Healthy: I’m not one to deprive myself, nor do I embrace diets that limit particular foods. I’m a believer in “everything in moderation” and try to build meals that are balanced in all aspects (calories, fat, nutrients, etc.) But I do try and limit cooking meat to 2x a week. Recently I have started measuring my oils when I cook as well, something I hate doing but those tablespoons do add up!
Seasonal Farm Fresh:If the health factor is an important one for you, then seasonal should be too. But if you’re committed to eating seasonally and from local farms, this throws an even bigger wrench in the plan, particularly in these pesky winter months. We are limited to eating what’s available to us, which can sometimes make meal planning harder. But thankfully I love all vegetables and fruits, and as long as you can find a way to prepare them that you love, it shouldn’t be a problem. If eating seasonally hasn’t really mattered to you in the past, just know this: the local farm-fresh foods that are in season (not to mention animals that are raised humanely on these farms) typically have more nutrients and good health benefits than what you find at the grocery store.
When I go to the market during the winter, I’m presented with a lot of wonderful produce, including beets, broccoli, potatoes, brussels sprouts, carrots, cabbage, kale, squash and mushrooms. So I thought I’d share with you what a typical month of weekday cooking looks like in my household, and hopefully it will cut down some of the time you spend meal planning.
I cook dinner Sunday – Thursday on a typical week, so that means I need to plan for four quick & healthy meals a week (Sunday is my freebie cooking day). 80% of the time I do not follow recipes and these are dishes I have just come up with over the years or dishes inspired by meals at my favorite restaurants. But I have tried to link to recipes you could try that would be similar. I’ve notated with a star the linked recipes that I have actually tried and had success with.

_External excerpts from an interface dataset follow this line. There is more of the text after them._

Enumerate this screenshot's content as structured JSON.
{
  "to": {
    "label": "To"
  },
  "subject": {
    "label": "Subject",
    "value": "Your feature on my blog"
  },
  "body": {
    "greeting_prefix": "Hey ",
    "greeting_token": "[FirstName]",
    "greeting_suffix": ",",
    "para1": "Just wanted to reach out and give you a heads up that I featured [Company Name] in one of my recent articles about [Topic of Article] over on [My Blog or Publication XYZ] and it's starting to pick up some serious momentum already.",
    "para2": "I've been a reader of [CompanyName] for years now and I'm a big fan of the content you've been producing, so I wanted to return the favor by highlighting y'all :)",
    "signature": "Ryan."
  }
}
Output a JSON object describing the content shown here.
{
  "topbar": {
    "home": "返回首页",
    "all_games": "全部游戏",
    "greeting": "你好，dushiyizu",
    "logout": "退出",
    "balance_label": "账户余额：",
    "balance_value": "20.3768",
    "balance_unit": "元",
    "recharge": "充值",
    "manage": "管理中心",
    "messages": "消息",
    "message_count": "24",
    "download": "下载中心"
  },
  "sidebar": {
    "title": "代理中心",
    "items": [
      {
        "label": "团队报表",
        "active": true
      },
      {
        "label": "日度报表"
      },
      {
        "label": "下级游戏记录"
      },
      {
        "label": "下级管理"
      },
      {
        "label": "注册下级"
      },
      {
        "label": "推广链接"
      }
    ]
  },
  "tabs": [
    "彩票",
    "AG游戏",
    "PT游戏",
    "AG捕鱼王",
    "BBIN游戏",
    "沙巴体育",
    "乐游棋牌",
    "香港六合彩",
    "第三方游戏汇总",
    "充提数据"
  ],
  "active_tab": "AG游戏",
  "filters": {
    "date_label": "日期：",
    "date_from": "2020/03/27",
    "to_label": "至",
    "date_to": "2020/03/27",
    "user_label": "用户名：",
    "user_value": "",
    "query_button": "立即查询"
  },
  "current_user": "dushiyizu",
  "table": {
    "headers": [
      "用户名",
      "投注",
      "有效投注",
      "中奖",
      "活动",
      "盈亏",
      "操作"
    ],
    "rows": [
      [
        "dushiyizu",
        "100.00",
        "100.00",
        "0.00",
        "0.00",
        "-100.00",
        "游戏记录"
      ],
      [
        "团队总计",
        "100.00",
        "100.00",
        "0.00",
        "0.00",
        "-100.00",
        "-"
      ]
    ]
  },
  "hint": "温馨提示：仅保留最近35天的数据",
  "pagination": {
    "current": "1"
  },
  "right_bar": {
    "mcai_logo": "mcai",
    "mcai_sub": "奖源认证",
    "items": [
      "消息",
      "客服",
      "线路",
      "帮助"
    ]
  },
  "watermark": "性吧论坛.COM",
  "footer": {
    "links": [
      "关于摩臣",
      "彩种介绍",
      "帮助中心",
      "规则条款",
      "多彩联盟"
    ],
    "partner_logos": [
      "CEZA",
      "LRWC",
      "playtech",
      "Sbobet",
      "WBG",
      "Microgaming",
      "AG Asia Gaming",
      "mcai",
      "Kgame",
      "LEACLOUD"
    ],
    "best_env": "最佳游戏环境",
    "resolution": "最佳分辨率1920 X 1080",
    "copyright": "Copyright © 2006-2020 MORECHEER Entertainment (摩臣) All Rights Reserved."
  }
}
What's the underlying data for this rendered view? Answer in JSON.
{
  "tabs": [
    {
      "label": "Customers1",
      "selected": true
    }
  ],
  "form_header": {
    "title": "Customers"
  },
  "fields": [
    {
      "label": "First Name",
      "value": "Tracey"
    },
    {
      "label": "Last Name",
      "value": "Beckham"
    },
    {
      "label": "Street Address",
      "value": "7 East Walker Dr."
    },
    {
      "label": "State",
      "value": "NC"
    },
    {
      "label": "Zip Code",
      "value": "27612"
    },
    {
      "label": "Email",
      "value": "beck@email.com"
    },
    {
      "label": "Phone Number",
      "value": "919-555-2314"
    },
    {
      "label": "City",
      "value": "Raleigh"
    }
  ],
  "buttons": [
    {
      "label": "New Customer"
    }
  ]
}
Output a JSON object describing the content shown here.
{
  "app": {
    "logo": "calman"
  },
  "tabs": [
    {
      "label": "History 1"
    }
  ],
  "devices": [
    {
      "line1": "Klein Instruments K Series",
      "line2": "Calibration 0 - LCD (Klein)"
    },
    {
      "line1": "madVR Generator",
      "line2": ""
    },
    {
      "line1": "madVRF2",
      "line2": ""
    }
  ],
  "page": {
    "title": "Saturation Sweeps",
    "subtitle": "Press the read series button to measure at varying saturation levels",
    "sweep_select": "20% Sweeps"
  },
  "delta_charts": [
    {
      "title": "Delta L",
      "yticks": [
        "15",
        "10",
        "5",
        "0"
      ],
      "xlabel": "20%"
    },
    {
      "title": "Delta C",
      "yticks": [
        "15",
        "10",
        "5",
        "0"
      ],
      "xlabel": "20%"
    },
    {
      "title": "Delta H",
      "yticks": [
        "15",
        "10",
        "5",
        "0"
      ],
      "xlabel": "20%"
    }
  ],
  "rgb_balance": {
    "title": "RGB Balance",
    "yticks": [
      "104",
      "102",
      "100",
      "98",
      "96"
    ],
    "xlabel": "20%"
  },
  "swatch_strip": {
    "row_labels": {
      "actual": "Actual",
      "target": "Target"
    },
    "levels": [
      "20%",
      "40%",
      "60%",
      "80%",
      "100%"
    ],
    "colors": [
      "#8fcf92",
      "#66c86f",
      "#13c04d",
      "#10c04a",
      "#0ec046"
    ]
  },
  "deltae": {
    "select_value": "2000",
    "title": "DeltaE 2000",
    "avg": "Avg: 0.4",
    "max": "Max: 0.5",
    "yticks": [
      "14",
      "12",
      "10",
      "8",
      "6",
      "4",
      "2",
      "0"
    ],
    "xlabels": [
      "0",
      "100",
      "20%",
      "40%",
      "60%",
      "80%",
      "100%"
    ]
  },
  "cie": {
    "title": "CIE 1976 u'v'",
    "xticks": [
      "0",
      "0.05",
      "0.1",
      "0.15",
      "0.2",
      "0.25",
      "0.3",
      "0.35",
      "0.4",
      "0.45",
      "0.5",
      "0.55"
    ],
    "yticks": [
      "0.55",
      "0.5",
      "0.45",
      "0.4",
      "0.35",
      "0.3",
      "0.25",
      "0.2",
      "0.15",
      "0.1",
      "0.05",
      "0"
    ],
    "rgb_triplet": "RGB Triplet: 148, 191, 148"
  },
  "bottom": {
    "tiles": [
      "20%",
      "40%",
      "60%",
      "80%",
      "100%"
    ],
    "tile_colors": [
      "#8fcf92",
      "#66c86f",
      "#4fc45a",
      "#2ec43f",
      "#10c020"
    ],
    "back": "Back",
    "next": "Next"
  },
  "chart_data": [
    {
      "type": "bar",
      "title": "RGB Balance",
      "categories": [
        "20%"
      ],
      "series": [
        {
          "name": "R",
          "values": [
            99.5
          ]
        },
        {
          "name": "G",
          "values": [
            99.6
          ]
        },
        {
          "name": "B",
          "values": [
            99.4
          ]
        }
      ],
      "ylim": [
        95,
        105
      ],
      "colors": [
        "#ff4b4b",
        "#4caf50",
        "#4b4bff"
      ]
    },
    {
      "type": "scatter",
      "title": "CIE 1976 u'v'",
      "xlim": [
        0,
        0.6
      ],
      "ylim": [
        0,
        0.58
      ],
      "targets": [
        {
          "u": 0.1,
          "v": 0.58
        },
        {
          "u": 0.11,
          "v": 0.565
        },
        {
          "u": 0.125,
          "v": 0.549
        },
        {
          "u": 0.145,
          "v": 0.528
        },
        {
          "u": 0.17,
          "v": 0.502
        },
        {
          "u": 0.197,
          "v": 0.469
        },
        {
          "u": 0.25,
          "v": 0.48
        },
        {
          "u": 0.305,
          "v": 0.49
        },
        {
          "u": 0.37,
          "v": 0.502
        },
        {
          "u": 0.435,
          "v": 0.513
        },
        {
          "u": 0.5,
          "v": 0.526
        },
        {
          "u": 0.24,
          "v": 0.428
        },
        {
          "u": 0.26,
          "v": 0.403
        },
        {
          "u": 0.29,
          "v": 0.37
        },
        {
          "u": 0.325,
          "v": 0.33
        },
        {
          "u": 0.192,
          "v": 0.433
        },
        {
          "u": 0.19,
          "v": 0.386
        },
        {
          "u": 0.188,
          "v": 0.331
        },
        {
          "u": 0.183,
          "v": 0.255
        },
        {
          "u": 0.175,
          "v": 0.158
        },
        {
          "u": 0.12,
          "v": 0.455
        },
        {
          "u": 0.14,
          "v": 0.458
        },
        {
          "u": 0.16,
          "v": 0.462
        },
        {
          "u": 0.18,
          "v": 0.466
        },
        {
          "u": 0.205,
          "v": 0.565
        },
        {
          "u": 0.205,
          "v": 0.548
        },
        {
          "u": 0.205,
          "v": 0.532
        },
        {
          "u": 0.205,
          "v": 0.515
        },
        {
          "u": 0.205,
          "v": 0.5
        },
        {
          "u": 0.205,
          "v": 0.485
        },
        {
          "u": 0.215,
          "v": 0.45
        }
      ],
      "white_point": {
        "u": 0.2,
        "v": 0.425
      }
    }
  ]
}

Happy cooking!
Mushrooms over spinach polenta with poached eggs (Suggested Recipe)
Halloumi and quinoa salad with beets and herb vinaigrette (Suggested Recipe)
Root vegetable flatbread with brussels sprouts, pancetta and squash (Suggested Recipe)*
Roasted cauliflower sweet potato farro salad with kale pesto (Suggested Recipe)
Soba noodle miso soup with mushrooms and spiralized kohlrabi (Suggested Recipe)
Roasted broccoli burrata salad with pine nuts and toasted breadcrumbs (Suggested Recipe)*
Kale salad with roasted beets, orange segments and feta in pistachio dressing (Suggested Recipe)
Socca with feta, greens and olive dressing (Suggested Recipe)
Winter panzanella Salad (Suggested Recipe)
Pasta with radicchio, ricotta, walnuts and cured pork (optional) (Suggested Recipe)*
Crispy skin salmon with sautéed cabbage and bacon (Suggested Recipe)
Calamari fra diavolo with crisp salad (Suggested Recipe)
Seared Scallops with lemon herb-risotto (Suggested Recipe)
Fish taco bowl with cabbage and quinoa (Suggested Recipe)*
Singapore Noodles with Shrimp, bok choy and radishes (Suggested Recipe)*
Citrus soy ginger pork chops with Brussels sprouts and mashed sweet potatoes (Suggested Recipe)
Blacked chicken breasts with orzo in a (light) creamy Cajun sauce and side of roasted broccoli (Suggested Recipe)
Lamb kofta with roasted cauliflower and mint sauce (Suggested Recipe)
Seasonal vegetable chicken potpie (with pre-made puff pastry) (Suggested Recipe)
Chicken shawarma with roasted red onions & carrots (Suggested Recipe)*